What You Deny Claims You, What You Accept Transforms You
Many people who come into my office want to change. Especially their situations of permanent discomfort, unease and unhappiness. Yet, without making a real change in themselves. A big part of the initial resistance to psychotherapy that these people present has a lot to do with their fear to accept what is truly happening in their lives. Funny enough, because most of the correct changes take place because the individual has recognized their starting point.
Too many people overvalue what they are not and undervalue what they truly are. Part of their pain is produced by the way they evaluate themselves. At the same time, these people think that the pain they are experiencing could turn them into susceptible and belligerent people.
The interpretations that are associated with our emotional reactions are the ones which make us suffer and fall into a conflict with ourselves. Ultimately, we are the cause- or at least the “accomplices”– of our own self-harm.
Choosing to adopt an attitude of resistance will in many occasions hinder your progress. It keeps you from understanding that the cause of your suffering has nothing to do with the stimulus in question. Instead, it’s about the relationship you have with this stimulus. People who resist change simply hope that their problems will improve. That they will do so on their own in the future without assuming a proactive attitude. They expect to be compensated in some way without changing any of the behaviors which actually caused the problem.
Happiness can only exist in acceptance. When you accept something, it transforms you.
Peace comes from within, don’t seek it in the external world
Many of the patients which come into the office think the same thing. That the source of their complaints can be found in external factors, which makes them hard to control. Furthermore, a big part of their desperation emerges and is maintained due to an excessive fixation on an unjust situation. One that they have no control over.
When we’re not capable of regulating our own moods, we easily resort to placing the blame on others for our emotional unease. Upon focusing on others, we are placing the control of our emotions in the hands of others.
In regards to their essence, no one would consciously and voluntarily hand over the control of their emotions to someone else. However, we crumble every time someone doesn’t meet the expectations we had about them. Teaching people to deal with pressure and frustration is a fundamental aspect of an individual’s mental dynamic. This task begins by making the patient accept their situation and, likewise, their ability to intervene in it.
Inner changes precede external changes
When our beliefs clash with those of other people or with circumstances that differ from our way of seeing things, we tend to develop a recurrent psychological discomfort. Initiating a process of personal change will help us focus on ourselves and will keep us from victimizing ourselves. Furthermore, it will prevent indignation and resignation.
Being honest with ourselves may be painful at first, but in the medium term it is very liberating. It allows us to confront the truth about who we are and how we interact with our inner world. In truth, we are the only ones capable of disturbing ourselves.

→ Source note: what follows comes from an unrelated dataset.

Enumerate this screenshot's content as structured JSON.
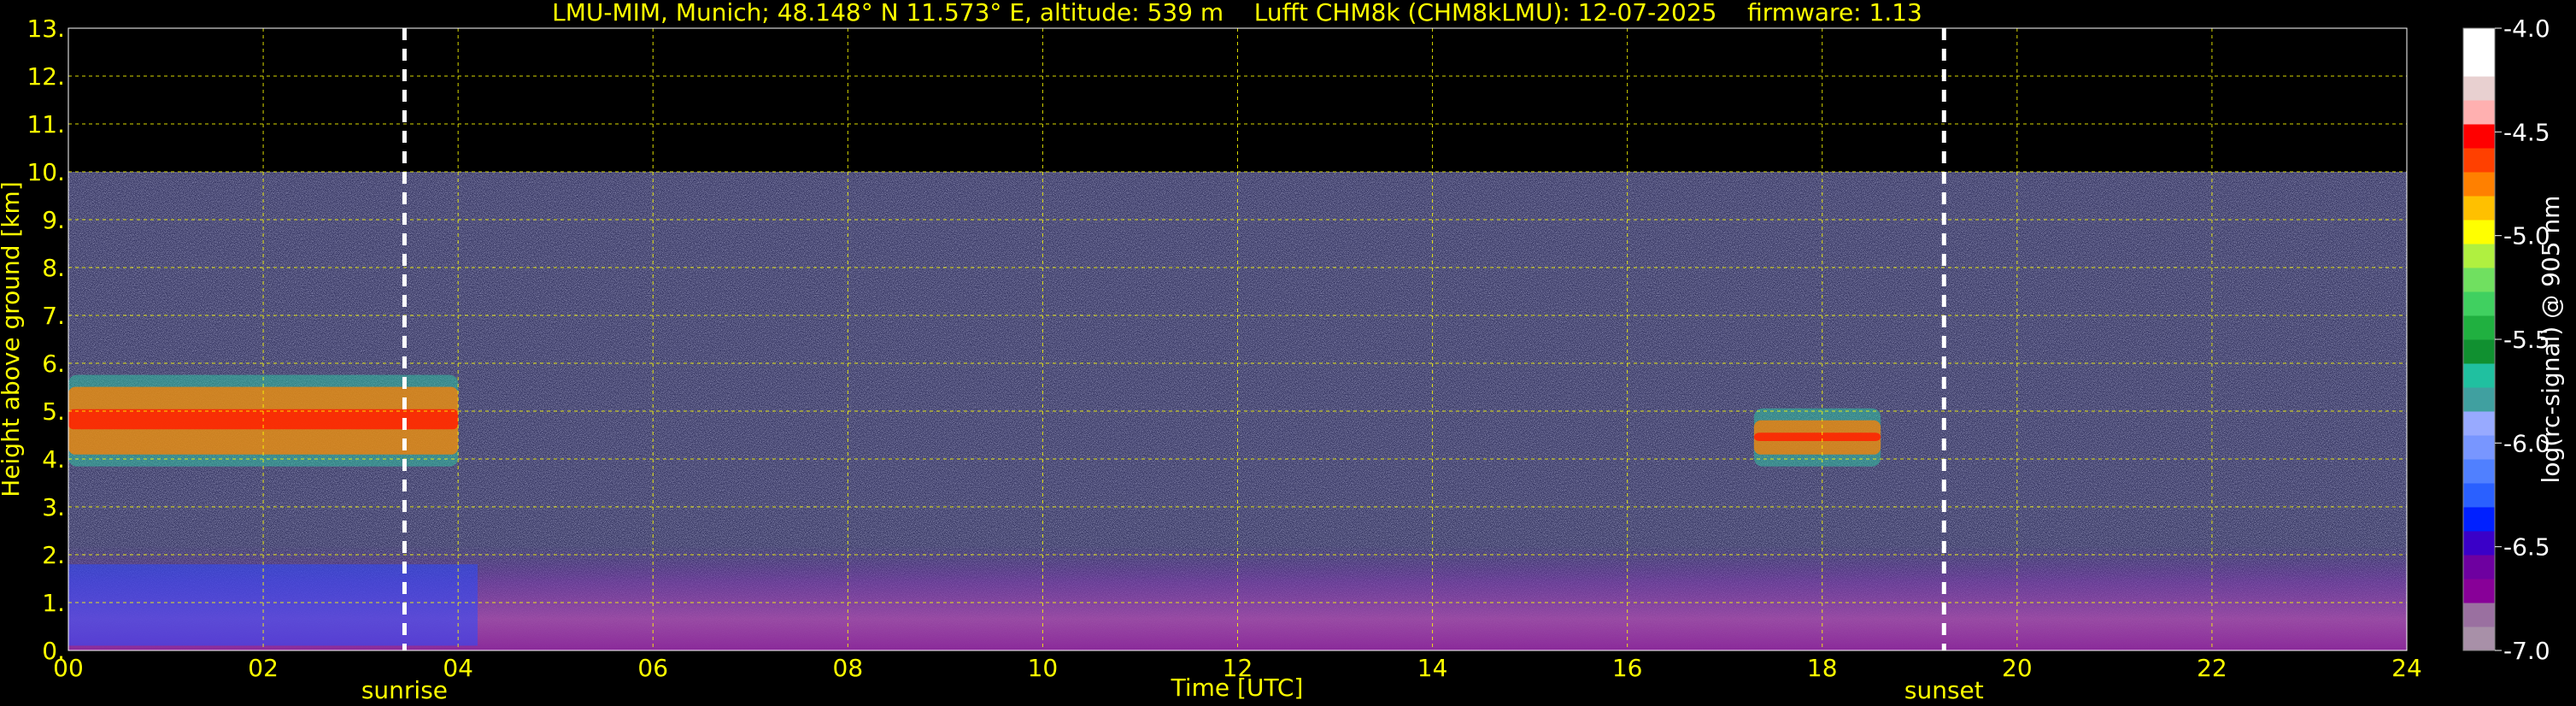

We’re the only ones with the power to harm ourselves. Despite having liberated our own minds, this personal illusory war causes us a set of emotional burdens. Among them are guilt, resentment, grudges, hatred, punishment and the desire for vengeance. All of these emotions are the ones which lead us towards therapy, sometimes disguised as conflicts with others.
These emotions are the result of having interpreted past facts and emotions in an excessive, external way. The problem emerges when these past facts condition our relationships in the present. It poses a problem when it keeps us from moving forward. Remember: only when you accept the past will you be able to live in the present.